■ Source material
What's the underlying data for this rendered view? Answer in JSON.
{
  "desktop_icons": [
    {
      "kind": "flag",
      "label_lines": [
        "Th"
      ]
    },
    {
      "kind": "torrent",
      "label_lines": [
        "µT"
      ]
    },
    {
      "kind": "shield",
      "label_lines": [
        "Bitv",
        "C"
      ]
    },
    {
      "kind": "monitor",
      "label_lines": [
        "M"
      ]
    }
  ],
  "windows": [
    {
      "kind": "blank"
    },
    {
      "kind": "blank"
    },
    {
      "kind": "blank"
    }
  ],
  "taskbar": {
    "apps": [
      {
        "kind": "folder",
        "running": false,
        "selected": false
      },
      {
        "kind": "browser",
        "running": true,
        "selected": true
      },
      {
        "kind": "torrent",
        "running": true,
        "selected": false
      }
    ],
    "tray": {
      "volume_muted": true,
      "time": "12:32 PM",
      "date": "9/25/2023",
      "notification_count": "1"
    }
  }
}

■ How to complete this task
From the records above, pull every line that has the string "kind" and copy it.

■ Output below
      "kind": "flag",
      "kind": "torrent",
      "kind": "shield",
      "kind": "monitor",
      "kind": "blank"
      "kind": "blank"
      "kind": "blank"
        "kind": "folder",
        "kind": "browser",
        "kind": "torrent",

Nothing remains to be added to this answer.